And then there’s the question of destination. Is there, in fact, a final destination when it comes to our dreams. Or do we design new dreams for ourselves? Surely, my childhood dreams did not include making wine or growing winegrapes. I dreamt of being a singer, a ballerina, a firewoman. I dreamed of travelling to space. I dreamed of having my own castle and unicorn.
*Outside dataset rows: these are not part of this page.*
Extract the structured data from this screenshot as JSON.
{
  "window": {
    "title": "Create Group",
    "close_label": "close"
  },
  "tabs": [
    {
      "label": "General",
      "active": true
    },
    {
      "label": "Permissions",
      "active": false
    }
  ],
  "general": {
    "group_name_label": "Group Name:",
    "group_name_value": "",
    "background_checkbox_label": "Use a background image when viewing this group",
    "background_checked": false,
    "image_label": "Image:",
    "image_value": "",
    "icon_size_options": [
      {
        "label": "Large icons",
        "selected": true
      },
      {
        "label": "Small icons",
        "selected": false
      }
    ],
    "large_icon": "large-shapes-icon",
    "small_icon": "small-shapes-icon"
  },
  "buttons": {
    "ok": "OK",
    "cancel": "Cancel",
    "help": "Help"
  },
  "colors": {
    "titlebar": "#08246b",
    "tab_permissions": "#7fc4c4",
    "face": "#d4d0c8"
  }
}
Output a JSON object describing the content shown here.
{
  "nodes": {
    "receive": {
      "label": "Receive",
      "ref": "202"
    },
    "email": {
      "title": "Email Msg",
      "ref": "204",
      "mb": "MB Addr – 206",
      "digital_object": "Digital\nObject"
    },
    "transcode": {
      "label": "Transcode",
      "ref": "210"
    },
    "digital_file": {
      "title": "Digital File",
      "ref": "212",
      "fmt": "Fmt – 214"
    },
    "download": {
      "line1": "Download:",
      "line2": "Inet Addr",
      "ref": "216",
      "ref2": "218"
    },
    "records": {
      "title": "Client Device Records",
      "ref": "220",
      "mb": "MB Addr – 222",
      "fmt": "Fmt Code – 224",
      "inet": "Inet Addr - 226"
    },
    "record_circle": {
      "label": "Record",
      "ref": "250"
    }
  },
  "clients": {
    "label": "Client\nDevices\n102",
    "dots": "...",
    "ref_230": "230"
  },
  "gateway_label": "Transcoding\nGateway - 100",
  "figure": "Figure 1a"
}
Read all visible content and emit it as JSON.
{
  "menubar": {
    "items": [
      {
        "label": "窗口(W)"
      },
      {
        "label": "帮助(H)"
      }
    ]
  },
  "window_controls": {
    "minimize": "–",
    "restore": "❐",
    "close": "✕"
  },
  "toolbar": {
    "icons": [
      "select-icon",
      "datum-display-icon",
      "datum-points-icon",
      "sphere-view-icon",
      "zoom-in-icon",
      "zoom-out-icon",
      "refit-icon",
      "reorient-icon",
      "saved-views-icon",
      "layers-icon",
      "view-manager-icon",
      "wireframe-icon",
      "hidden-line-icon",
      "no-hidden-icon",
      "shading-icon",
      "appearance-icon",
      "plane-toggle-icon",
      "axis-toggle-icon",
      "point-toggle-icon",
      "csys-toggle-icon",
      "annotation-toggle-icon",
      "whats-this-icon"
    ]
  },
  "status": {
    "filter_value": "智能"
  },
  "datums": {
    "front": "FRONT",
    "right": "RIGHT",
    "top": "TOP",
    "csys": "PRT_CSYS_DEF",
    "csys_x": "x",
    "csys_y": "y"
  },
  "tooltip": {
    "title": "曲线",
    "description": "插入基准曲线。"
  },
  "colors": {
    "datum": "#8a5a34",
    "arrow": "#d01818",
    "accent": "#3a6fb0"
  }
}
And when I outgrew those dreams, I dreamt of being the first woman to play in the NBA after I watched, along with my basketball team, Lynette Woodward, the first woman on the Harlem Globetrotters, play at George Mason University in 1985. And of being a politician to make the world a better place (I was in student government and grew up in the Washington, DC area, after all). Yeah, I dreamed of stupid stuff, like marrying The Karate Kid when I was in fifth grade, and then moved on to Patrick Swayze when I was in sixth grade (after his part in the t.v. mini-series North & South). The only childhood dream that I seem to be loosely following is my dream to be a writer. But, I’m barely on that path. And, thus, I am running on that treadmill going nowhere.
I have run smack into the brick walls of my dreams: Writing? Hasn’t happened. Making wine or growing wine grapes? Nope. That hasn’t happened, either. Buying my own home? Okay, no jokes about building that brick wall into my house. Getting married and having kids? Uhhhhhh, not even close. And using my gifts to make this world a better place – my desire to make a difference? I did help coordinate wine donations for a very good cause that benefits people in need (William Temple House). At least that’s progress. Brick by brick, right?
Am I not working hard enough? Am I not aggressive enough? Am I not worthy? Or have I just become too cynical? Are there patterns to my running on that treadmill going nowhere? Is it possible that I just don’t know what I want? Is it possible that I am to just be grateful for my blessings and forget my dreams? What would Randy Pausch advise?
Before bedtime, I made a cup of Good Earth organic Sweet & Spicy tea. Another quote on the tag. This one read: Strong reasons make strong actions, William Shakespeare.
I looked up the quote and it’s from his play King John, at the end of Act 3. Which led me to another blog – Making Change Happen by Jane Northcote. She wrote: If we are going to make change happen, we must know what we intend to achieve and why. This is profound and difficult.
Aye, me. It’s not a coincidence that I got this flippin teabag message today. What would life be without a little serendipity? I decided I was too tired to figure out my strong reasons.